I suppose it’s the first 4 letters which generate in my mind a sort of carrot up the arse, stiff upper lip, holier than thou image .
I think maybe it was a desirable trait in the days of Queen Victoria, when it denoted a moral, conservative stance.
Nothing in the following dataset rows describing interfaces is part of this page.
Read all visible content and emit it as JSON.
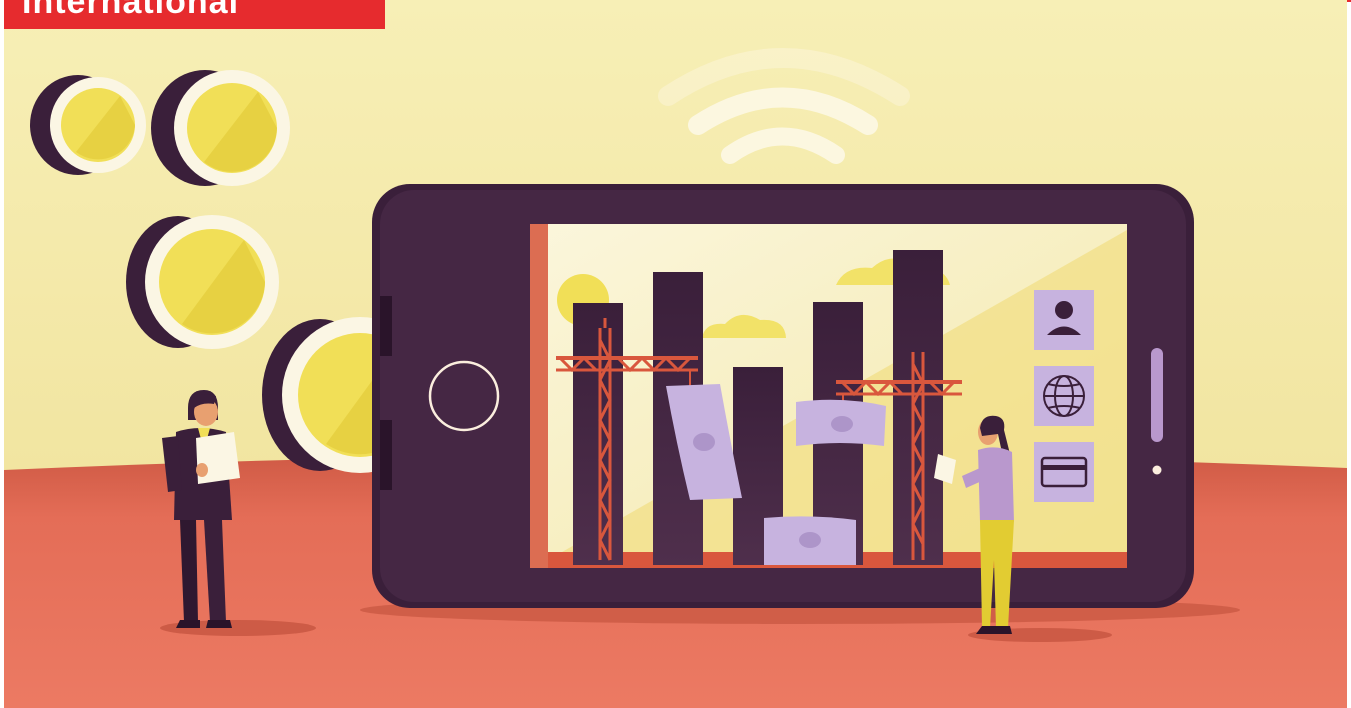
{
  "section_label": "International",
  "colors": {
    "brand_red": "#e62b2e",
    "sky": "#f4e9a6",
    "ground": "#e8735e",
    "phone_body": "#3a1f3a",
    "coin_yellow": "#f1df57",
    "banknote": "#c7b3df",
    "crane": "#d9573d"
  },
  "icons": [
    "wifi-icon",
    "user-icon",
    "globe-icon",
    "credit-card-icon"
  ]
}
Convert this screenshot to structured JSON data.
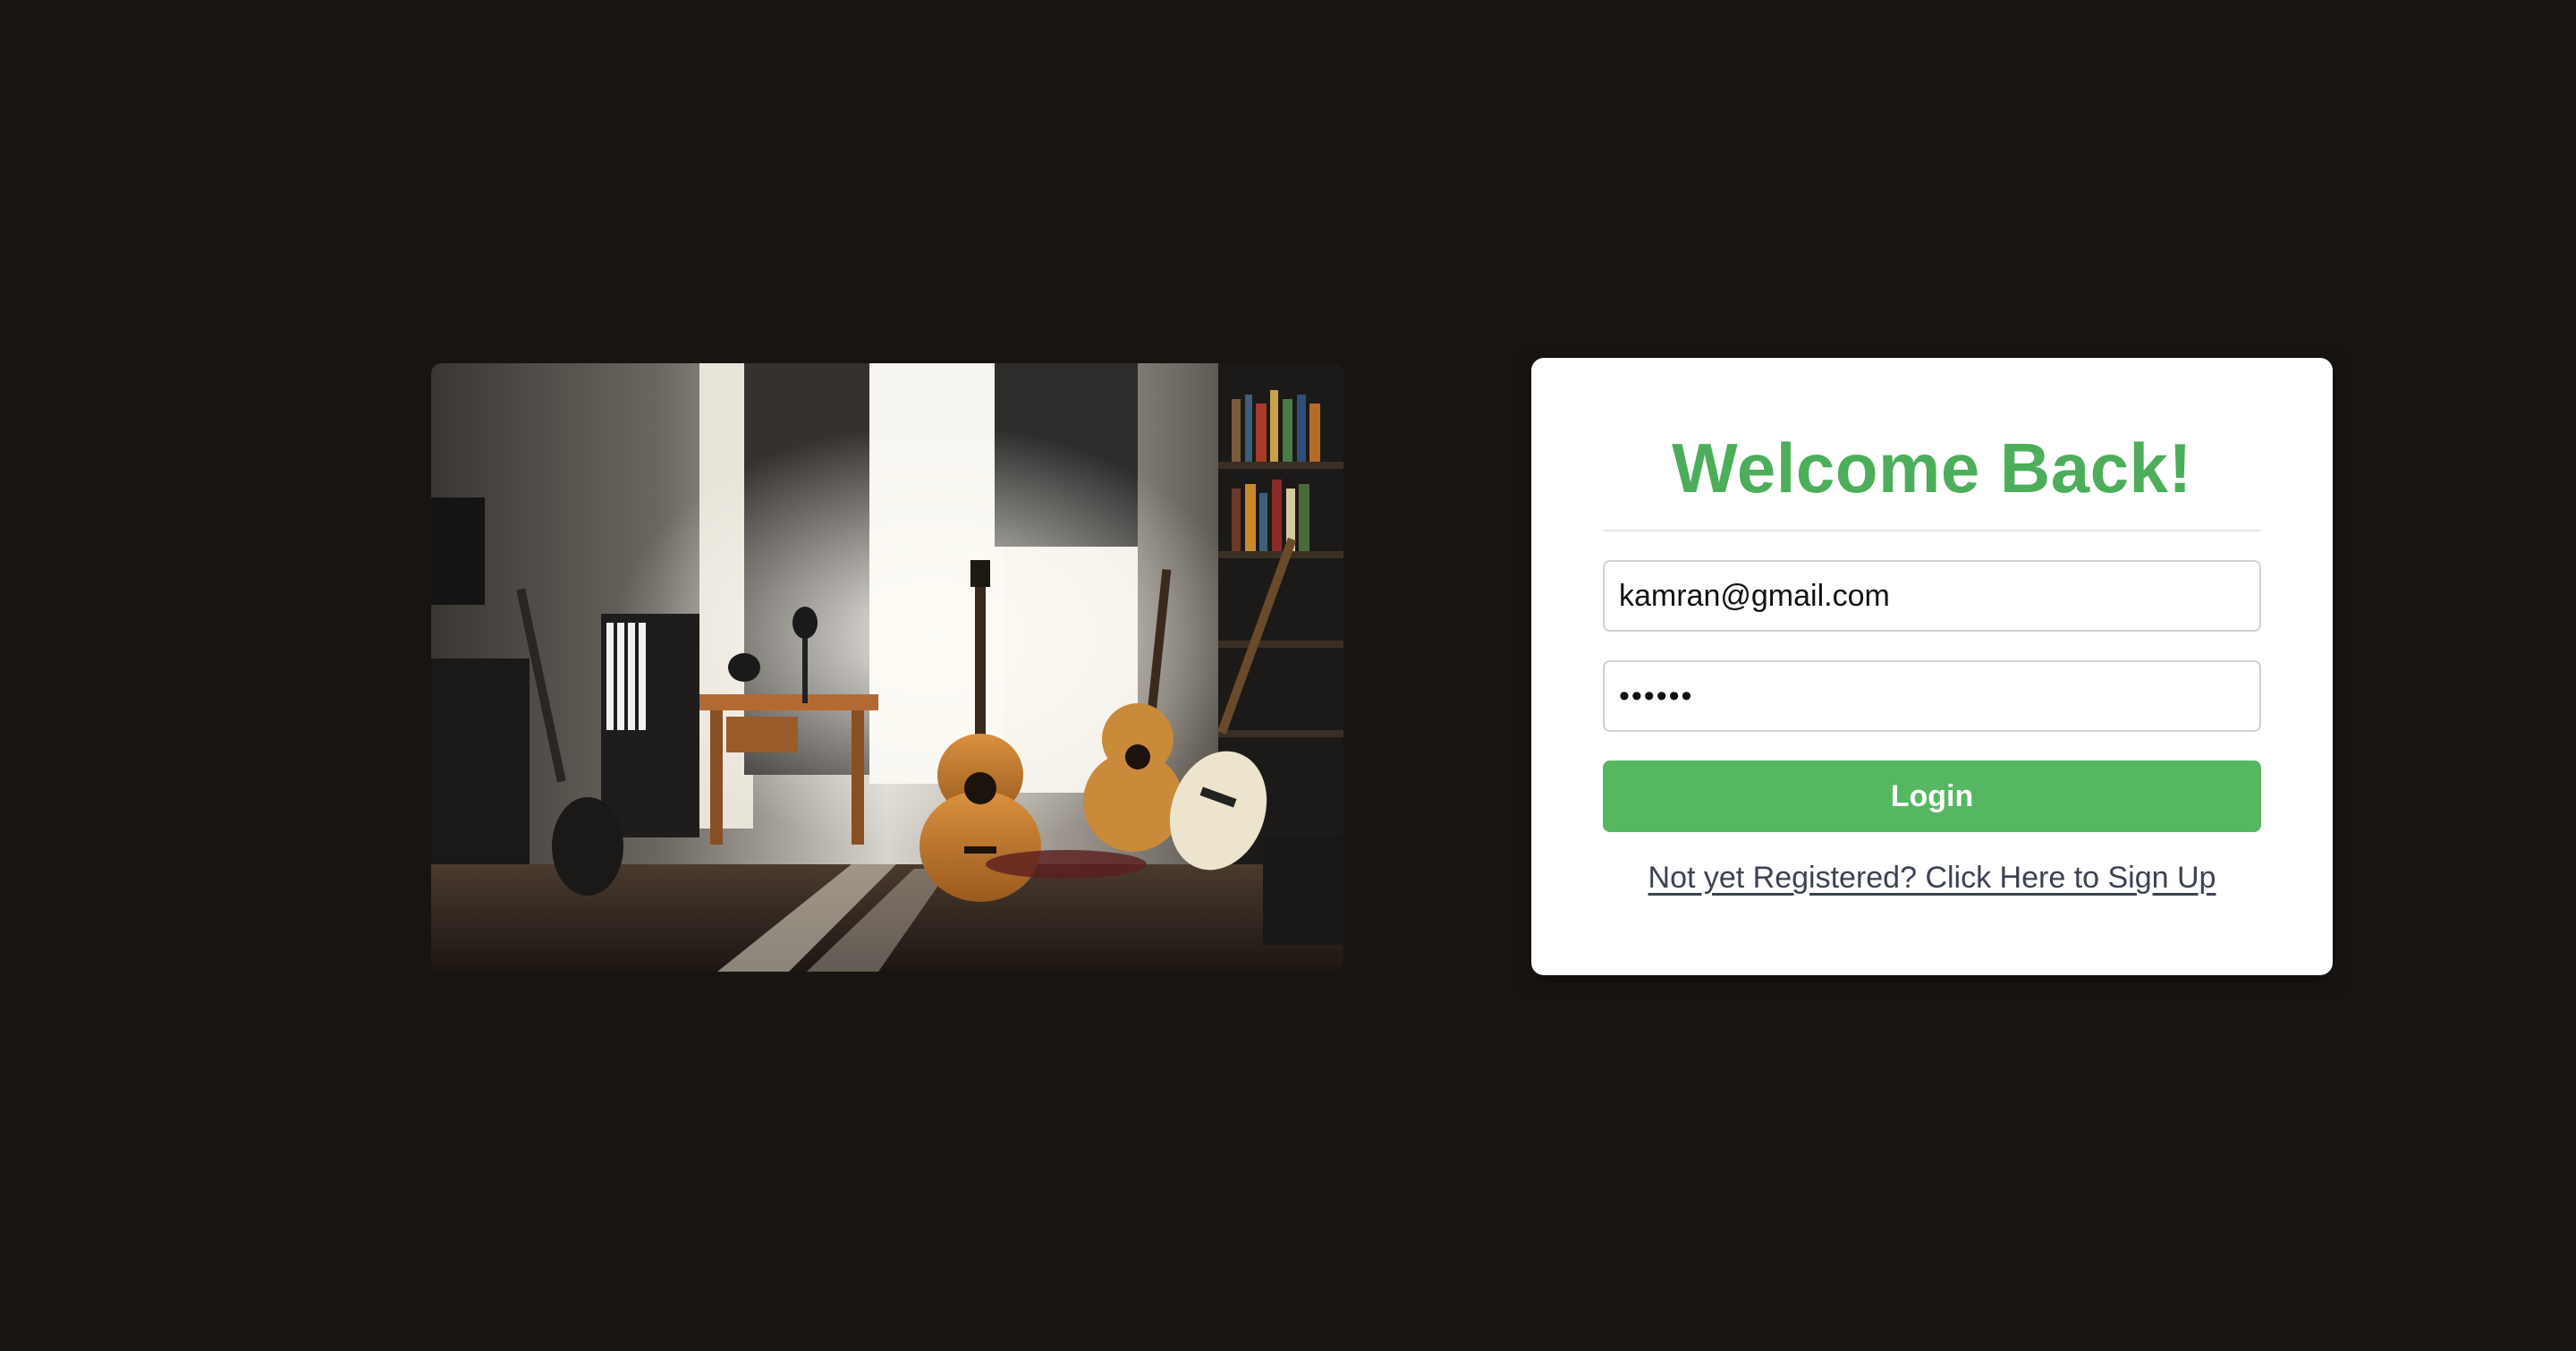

Nowadays, it is a trait of the progressives who are awake to any opportunity to denounce.
It is also the armour of the petty bureaucrat, who will follow the letter of the law despite great injustice being the consequence. e.g.:your visa renewal is refused because you paid the wrong fee; you must quit your job and leave the country.
These thoughts have been kindled by a recent article on Celebrity Slavery*:
The fashionable pursuit of reparations from celebrities, who might shell out rather than run the risk of ‘cancellation’ and humiliation, smacks of extortion.
Certainly the latter suggests a commercial morality: a skeleton of a rich man’s ancestors is far more valuable and attracts greater media attention.
Much easier to apply leverage to an individual than governments of former colonies where there are many of the estimated 40 million people still in slavery.
Researching rectitude, I came across this graphic of virtues:
They seem pretty wet to me, grounded as I am in the more traditional cardinal virtues of prudence, fortitude , justice and temperance.
Be careful, be brave, be fair and moderate in all that you do.
If you practise those virtues you don’t need to be woke, righteous, progressive or vociferous.
*Article by Peter Kurti, The Spectator, 21 January 2023,